▶ _Exercise details_
Copy out each line of the data below in which the string "subtitle" appears.

▶ _Source information_
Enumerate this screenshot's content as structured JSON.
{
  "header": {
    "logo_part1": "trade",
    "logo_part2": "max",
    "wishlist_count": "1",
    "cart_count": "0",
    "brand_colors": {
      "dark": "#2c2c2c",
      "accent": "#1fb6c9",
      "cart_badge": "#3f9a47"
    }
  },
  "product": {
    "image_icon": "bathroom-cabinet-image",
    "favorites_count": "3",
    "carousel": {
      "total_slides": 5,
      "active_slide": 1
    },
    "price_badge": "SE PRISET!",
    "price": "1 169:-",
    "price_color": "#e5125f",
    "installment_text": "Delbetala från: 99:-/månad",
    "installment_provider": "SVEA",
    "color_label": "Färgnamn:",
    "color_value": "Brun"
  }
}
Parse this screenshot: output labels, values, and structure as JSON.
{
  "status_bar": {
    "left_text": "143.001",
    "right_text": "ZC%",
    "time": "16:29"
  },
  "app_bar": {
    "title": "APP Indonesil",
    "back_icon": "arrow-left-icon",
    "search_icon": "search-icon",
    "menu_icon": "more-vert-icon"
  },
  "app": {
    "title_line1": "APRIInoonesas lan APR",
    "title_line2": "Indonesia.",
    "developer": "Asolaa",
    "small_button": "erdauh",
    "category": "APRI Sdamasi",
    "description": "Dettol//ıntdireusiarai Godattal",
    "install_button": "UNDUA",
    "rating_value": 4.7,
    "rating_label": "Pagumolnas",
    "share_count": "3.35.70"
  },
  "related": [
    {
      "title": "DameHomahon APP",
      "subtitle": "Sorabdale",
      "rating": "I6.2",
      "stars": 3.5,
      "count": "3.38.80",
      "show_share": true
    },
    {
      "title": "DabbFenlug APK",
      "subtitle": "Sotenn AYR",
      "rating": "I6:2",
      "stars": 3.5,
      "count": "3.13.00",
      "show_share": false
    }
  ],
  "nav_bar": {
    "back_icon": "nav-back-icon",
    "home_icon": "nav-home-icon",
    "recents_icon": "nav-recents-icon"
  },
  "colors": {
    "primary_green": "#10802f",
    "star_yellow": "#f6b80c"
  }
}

▶ _Written solution_
      "subtitle": "Sorabdale",
      "subtitle": "Sotenn AYR",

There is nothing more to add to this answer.